- [INSTRUCTIONS TO FOLLOW]
From the data below, copy out every line in which the word "icon" occurs.

- [SOURCE MATERIAL]
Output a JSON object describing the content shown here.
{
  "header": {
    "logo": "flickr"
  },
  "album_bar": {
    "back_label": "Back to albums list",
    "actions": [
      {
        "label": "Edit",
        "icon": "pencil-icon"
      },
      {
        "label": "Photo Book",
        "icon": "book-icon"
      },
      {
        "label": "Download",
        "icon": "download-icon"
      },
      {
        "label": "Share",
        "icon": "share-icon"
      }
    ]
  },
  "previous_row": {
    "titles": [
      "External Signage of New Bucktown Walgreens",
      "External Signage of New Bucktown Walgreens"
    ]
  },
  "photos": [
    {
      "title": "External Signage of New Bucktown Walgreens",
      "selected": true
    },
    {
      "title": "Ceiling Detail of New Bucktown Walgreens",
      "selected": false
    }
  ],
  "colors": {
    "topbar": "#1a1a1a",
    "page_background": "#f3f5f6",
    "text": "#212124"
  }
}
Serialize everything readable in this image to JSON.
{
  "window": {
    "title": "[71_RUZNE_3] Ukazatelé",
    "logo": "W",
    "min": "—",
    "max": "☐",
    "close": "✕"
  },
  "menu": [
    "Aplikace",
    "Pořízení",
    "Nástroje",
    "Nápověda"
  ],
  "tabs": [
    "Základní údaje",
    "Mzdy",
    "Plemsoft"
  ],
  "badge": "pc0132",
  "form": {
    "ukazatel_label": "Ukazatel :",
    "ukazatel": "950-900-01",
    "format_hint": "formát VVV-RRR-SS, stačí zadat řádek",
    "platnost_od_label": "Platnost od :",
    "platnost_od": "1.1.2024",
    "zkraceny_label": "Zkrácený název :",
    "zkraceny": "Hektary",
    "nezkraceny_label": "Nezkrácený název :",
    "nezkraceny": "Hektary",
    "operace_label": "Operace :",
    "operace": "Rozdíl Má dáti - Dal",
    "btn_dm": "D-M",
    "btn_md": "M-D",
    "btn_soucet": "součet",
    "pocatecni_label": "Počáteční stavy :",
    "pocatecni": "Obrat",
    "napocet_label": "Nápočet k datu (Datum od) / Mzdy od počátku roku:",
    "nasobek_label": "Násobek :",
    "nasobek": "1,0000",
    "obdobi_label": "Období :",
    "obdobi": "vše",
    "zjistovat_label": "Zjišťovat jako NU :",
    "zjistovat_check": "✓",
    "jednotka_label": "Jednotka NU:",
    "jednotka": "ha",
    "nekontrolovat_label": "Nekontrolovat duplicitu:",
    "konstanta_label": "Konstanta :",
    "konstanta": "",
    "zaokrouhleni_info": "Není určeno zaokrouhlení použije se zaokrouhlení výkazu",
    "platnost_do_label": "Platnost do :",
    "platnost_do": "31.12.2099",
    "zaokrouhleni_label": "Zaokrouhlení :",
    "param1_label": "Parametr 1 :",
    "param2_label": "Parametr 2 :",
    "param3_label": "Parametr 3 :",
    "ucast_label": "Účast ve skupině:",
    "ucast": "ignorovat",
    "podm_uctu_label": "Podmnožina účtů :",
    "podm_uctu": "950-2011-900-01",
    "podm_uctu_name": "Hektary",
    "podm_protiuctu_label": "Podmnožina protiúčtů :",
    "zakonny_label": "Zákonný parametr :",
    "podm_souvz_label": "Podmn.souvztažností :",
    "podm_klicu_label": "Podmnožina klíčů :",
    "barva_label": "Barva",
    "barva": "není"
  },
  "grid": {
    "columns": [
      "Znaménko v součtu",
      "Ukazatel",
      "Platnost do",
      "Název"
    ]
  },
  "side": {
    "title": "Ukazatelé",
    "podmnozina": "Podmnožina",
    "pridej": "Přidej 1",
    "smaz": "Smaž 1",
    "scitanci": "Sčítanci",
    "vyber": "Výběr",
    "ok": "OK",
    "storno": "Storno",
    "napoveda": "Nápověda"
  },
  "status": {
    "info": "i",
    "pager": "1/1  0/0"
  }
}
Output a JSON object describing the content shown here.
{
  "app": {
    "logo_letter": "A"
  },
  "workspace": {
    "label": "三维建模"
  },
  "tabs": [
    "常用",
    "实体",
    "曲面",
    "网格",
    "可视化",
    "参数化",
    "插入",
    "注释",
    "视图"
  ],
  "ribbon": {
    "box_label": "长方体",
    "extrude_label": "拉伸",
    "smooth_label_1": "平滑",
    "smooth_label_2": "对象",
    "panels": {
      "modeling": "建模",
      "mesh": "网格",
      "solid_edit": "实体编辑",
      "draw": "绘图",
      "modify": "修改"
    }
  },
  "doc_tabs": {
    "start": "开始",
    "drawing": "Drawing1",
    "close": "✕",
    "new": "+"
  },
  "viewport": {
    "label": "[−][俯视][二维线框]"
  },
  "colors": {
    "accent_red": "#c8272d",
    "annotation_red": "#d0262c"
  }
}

- [RESULT OF THIS TASK]
        "icon": "pencil-icon"
        "icon": "book-icon"
        "icon": "download-icon"
        "icon": "share-icon"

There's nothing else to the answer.